Website and app data records

####################

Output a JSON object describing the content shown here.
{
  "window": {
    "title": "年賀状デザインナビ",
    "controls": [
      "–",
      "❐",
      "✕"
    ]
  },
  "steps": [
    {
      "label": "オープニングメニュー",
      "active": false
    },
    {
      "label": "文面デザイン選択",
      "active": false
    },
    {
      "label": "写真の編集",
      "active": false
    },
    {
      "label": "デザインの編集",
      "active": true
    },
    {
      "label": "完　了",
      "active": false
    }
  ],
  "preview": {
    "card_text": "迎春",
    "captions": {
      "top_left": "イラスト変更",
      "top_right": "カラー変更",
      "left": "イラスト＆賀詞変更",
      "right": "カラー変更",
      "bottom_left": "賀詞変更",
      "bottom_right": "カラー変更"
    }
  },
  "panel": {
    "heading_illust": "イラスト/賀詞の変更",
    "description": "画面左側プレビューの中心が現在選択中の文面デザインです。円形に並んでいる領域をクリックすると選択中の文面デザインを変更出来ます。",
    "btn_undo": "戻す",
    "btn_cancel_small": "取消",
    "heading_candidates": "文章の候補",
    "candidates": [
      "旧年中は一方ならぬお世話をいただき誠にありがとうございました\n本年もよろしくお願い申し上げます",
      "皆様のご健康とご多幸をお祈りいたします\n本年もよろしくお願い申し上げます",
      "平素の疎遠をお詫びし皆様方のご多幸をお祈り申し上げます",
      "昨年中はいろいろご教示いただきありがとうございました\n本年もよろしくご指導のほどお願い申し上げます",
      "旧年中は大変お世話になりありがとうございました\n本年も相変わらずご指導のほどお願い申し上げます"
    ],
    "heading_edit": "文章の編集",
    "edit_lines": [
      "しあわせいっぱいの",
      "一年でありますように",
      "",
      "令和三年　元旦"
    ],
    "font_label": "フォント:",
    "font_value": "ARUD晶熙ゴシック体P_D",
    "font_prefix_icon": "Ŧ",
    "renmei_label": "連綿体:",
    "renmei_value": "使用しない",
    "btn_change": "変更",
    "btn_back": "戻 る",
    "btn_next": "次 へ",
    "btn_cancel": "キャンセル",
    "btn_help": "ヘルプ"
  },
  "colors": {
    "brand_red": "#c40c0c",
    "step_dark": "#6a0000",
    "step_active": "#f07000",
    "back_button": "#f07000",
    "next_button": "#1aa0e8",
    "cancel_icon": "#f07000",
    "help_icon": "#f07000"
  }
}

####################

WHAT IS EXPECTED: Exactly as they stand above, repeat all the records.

ANSWER:
Output a JSON object describing the content shown here.
{
  "window": {
    "title": "年賀状デザインナビ",
    "controls": [
      "–",
      "❐",
      "✕"
    ]
  },
  "steps": [
    {
      "label": "オープニングメニュー",
      "active": false
    },
    {
      "label": "文面デザイン選択",
      "active": false
    },
    {
      "label": "写真の編集",
      "active": false
    },
    {
      "label": "デザインの編集",
      "active": true
    },
    {
      "label": "完　了",
      "active": false
    }
  ],
  "preview": {
    "card_text": "迎春",
    "captions": {
      "top_left": "イラスト変更",
      "top_right": "カラー変更",
      "left": "イラスト＆賀詞変更",
      "right": "カラー変更",
      "bottom_left": "賀詞変更",
      "bottom_right": "カラー変更"
    }
  },
  "panel": {
    "heading_illust": "イラスト/賀詞の変更",
    "description": "画面左側プレビューの中心が現在選択中の文面デザインです。円形に並んでいる領域をクリックすると選択中の文面デザインを変更出来ます。",
    "btn_undo": "戻す",
    "btn_cancel_small": "取消",
    "heading_candidates": "文章の候補",
    "candidates": [
      "旧年中は一方ならぬお世話をいただき誠にありがとうございました\n本年もよろしくお願い申し上げます",
      "皆様のご健康とご多幸をお祈りいたします\n本年もよろしくお願い申し上げます",
      "平素の疎遠をお詫びし皆様方のご多幸をお祈り申し上げます",
      "昨年中はいろいろご教示いただきありがとうございました\n本年もよろしくご指導のほどお願い申し上げます",
      "旧年中は大変お世話になりありがとうございました\n本年も相変わらずご指導のほどお願い申し上げます"
    ],
    "heading_edit": "文章の編集",
    "edit_lines": [
      "しあわせいっぱいの",
      "一年でありますように",
      "",
      "令和三年　元旦"
    ],
    "font_label": "フォント:",
    "font_value": "ARUD晶熙ゴシック体P_D",
    "font_prefix_icon": "Ŧ",
    "renmei_label": "連綿体:",
    "renmei_value": "使用しない",
    "btn_change": "変更",
    "btn_back": "戻 る",
    "btn_next": "次 へ",
    "btn_cancel": "キャンセル",
    "btn_help": "ヘルプ"
  },
  "colors": {
    "brand_red": "#c40c0c",
    "step_dark": "#6a0000",
    "step_active": "#f07000",
    "back_button": "#f07000",
    "next_button": "#1aa0e8",
    "cancel_icon": "#f07000",
    "help_icon": "#f07000"
  }
}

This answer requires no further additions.